* [PROBLEM STATEMENT]:
Collect all lines from the listing that include the string "Rules".

* [PROVIDED INFORMATION]:
┌──
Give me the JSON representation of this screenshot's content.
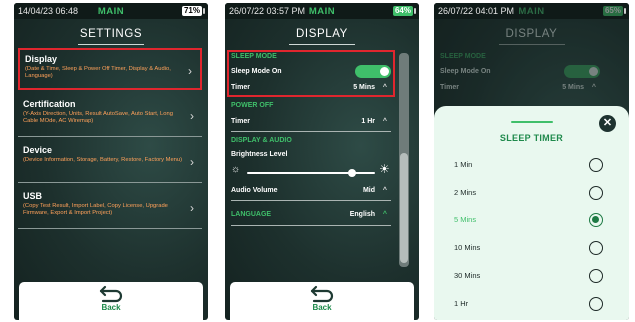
{
  "screens": [
    {
      "status": {
        "time": "14/04/23 06:48",
        "mode": "MAIN",
        "battery": "71%"
      },
      "title": "SETTINGS",
      "items": [
        {
          "name": "Display",
          "desc": "(Date & Time, Sleep & Power Off Timer, Display & Audio, Language)"
        },
        {
          "name": "Certification",
          "desc": "(Y-Axis Direction, Units, Result AutoSave, Auto Start, Long Cable MOde, AC Wiremap)"
        },
        {
          "name": "Device",
          "desc": "(Device Information, Storage, Battery, Restore, Factory Menu)"
        },
        {
          "name": "USB",
          "desc": "(Copy Test Result, Import Label, Copy License, Upgrade Firmware, Export & Import Project)"
        }
      ],
      "back": "Back"
    },
    {
      "status": {
        "time": "26/07/22 03:57 PM",
        "mode": "MAIN",
        "battery": "64%"
      },
      "title": "DISPLAY",
      "sleep_mode": {
        "section": "SLEEP MODE",
        "label": "Sleep Mode On",
        "on": true,
        "timer_label": "Timer",
        "timer_value": "5 Mins"
      },
      "power_off": {
        "section": "POWER OFF",
        "timer_label": "Timer",
        "timer_value": "1 Hr"
      },
      "display_audio": {
        "section": "DISPLAY & AUDIO",
        "brightness_label": "Brightness Level",
        "brightness_level": 0.82,
        "volume_label": "Audio Volume",
        "volume_value": "Mid"
      },
      "language": {
        "section": "LANGUAGE",
        "value": "English"
      },
      "back": "Back"
    },
    {
      "status": {
        "time": "26/07/22 04:01 PM",
        "mode": "MAIN",
        "battery": "65%"
      },
      "title": "DISPLAY",
      "bg_sleep_mode": {
        "section": "SLEEP MODE",
        "label": "Sleep Mode On",
        "timer_label": "Timer",
        "timer_value": "5 Mins"
      },
      "sheet": {
        "title": "SLEEP TIMER",
        "options": [
          "1 Min",
          "2 Mins",
          "5 Mins",
          "10 Mins",
          "30 Mins",
          "1 Hr"
        ],
        "selected_index": 2
      }
    }
  ],
  "colors": {
    "accent_green": "#3fbf6a",
    "highlight_red": "#e0262e",
    "desc_orange": "#ffa15a"
  },
  "icons": {
    "back": "return-arrow-icon",
    "chevron": "chevron-right-icon",
    "caret": "caret-up-icon",
    "close": "close-icon",
    "sun": "sun-icon"
  }
}
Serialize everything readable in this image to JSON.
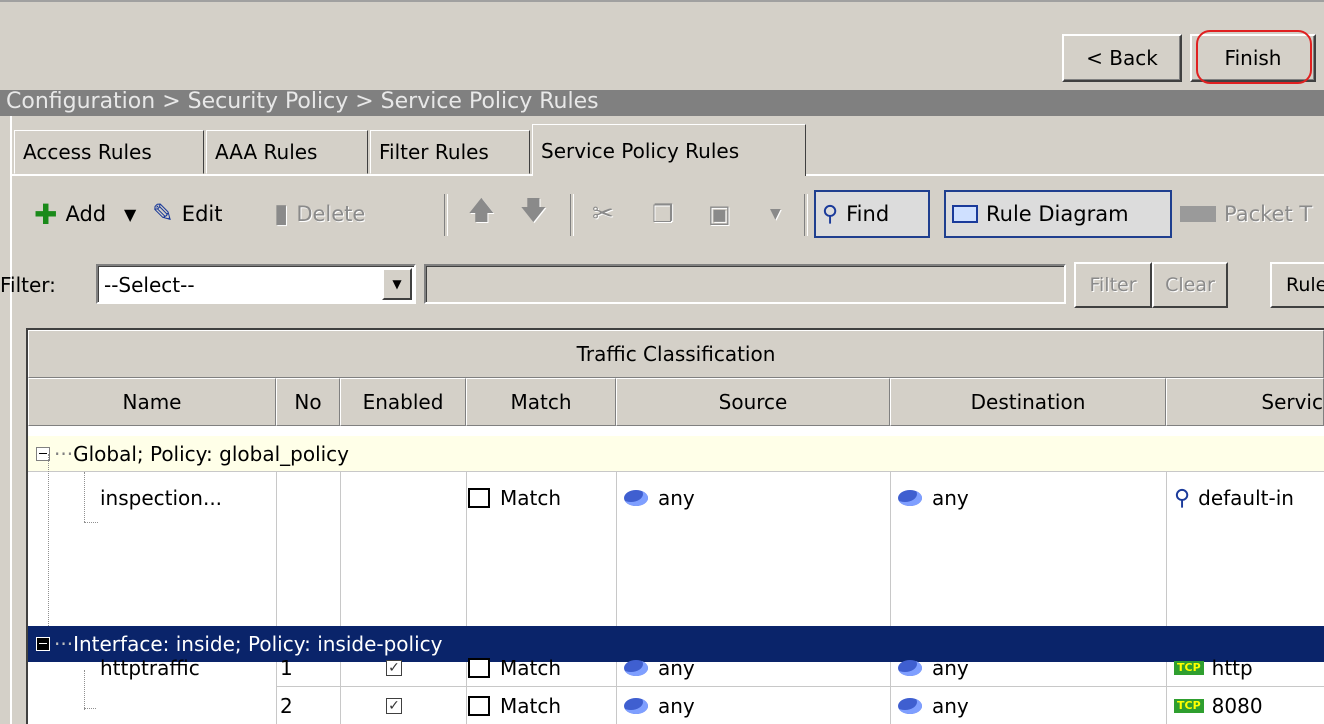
{
  "wizard": {
    "back_label": "< Back",
    "finish_label": "Finish"
  },
  "breadcrumb": "Configuration > Security Policy > Service Policy Rules",
  "tabs": [
    {
      "label": "Access Rules"
    },
    {
      "label": "AAA Rules"
    },
    {
      "label": "Filter Rules"
    },
    {
      "label": "Service Policy Rules",
      "active": true
    }
  ],
  "toolbar": {
    "add": "Add",
    "edit": "Edit",
    "delete": "Delete",
    "find": "Find",
    "rule_diagram": "Rule Diagram",
    "packet_trace": "Packet T"
  },
  "filter": {
    "label": "Filter:",
    "select_value": "--Select--",
    "filter_btn": "Filter",
    "clear_btn": "Clear",
    "rule_btn": "Rule"
  },
  "table": {
    "group_header": "Traffic Classification",
    "columns": [
      "Name",
      "No",
      "Enabled",
      "Match",
      "Source",
      "Destination",
      "Servic"
    ],
    "groups": [
      {
        "label": "Global; Policy: global_policy",
        "rows": [
          {
            "name": "inspection...",
            "no": "",
            "enabled": null,
            "match": "Match",
            "source": "any",
            "destination": "any",
            "service": "default-in"
          }
        ]
      },
      {
        "label": "Interface: inside; Policy: inside-policy",
        "rows": [
          {
            "name": "httptraffic",
            "no": "1",
            "enabled": true,
            "match": "Match",
            "source": "any",
            "destination": "any",
            "service": "http",
            "service_proto": "TCP"
          },
          {
            "name": "",
            "no": "2",
            "enabled": true,
            "match": "Match",
            "source": "any",
            "destination": "any",
            "service": "8080",
            "service_proto": "TCP"
          }
        ]
      }
    ]
  },
  "colors": {
    "selected_group_bg": "#0a246a",
    "global_group_bg": "#ffffe8",
    "finish_highlight": "#e02020"
  }
}
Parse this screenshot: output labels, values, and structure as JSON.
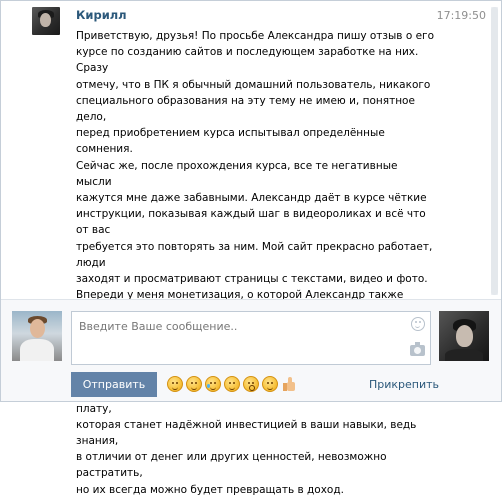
{
  "message": {
    "sender": "Кирилл",
    "time": "17:19:50",
    "text": "Приветствую, друзья! По просьбе Александра пишу отзыв о его\nкурсе по созданию сайтов и последующем заработке на них. Сразу\nотмечу, что в ПК я обычный домашний пользователь, никакого\nспециального образования на эту тему не имею и, понятное дело,\nперед приобретением курса испытывал определённые сомнения.\nСейчас же, после прохождения курса, все те негативные мысли\nкажутся мне даже забавными. Александр даёт в курсе чёткие\nинструкции, показывая каждый шаг в видеороликах и всё что от вас\nтребуется это повторять за ним. Мой сайт прекрасно работает, люди\nзаходят и просматривают страницы с текстами, видео и фото.\nВпереди у меня монетизация, о которой Александр также подробно\nрассказывает и я убеждён, что моя дальнейшая упорная работа над\nконтентом сайта и оптимизации его для поисковиков неизбежно\nприведёт к раскрутке и прибыли. И всё это за небольшую плату,\nкоторая станет надёжной инвестицией в ваши навыки, ведь знания,\nв отличии от денег или других ценностей, невозможно растратить,\nно их всегда можно будет превращать в доход."
  },
  "composer": {
    "placeholder": "Введите Ваше сообщение..",
    "send_label": "Отправить",
    "attach_label": "Прикрепить",
    "emoji_icons": [
      "smile-emoji",
      "laughing-emoji",
      "tears-of-joy-emoji",
      "weary-emoji",
      "astonished-emoji",
      "winking-emoji",
      "thumbs-up-emoji"
    ]
  },
  "colors": {
    "link": "#2b587a",
    "send_button": "#6383a8",
    "timestamp": "#8f8f8f",
    "composer_bg": "#f7f8fa",
    "border": "#c0cad5"
  }
}
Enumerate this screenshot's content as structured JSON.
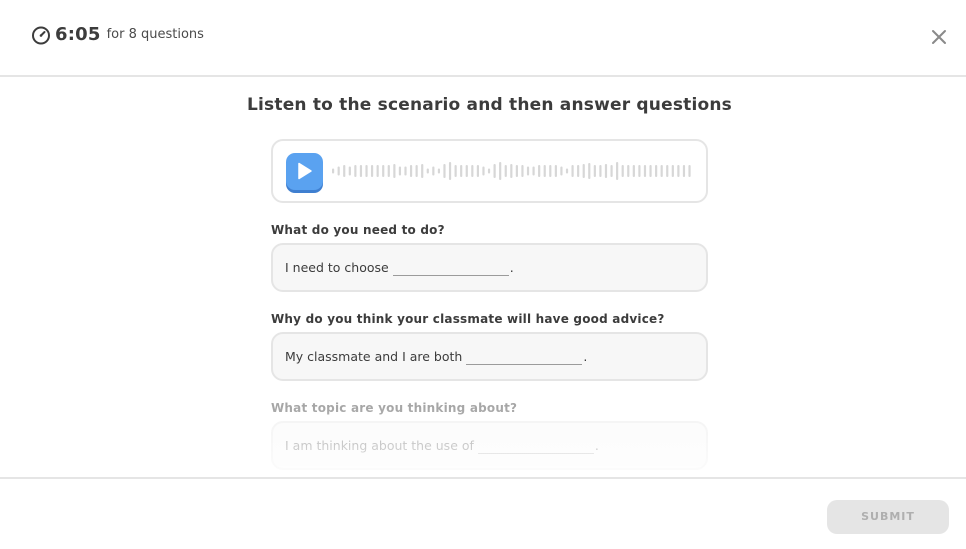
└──
* [PROBLEM SOLUTION]:
  "breadcrumb": "Configuration > Security Policy > Service Policy Rules",
      "label": "Access Rules"
      "label": "AAA Rules"
      "label": "Filter Rules"
      "label": "Service Policy Rules",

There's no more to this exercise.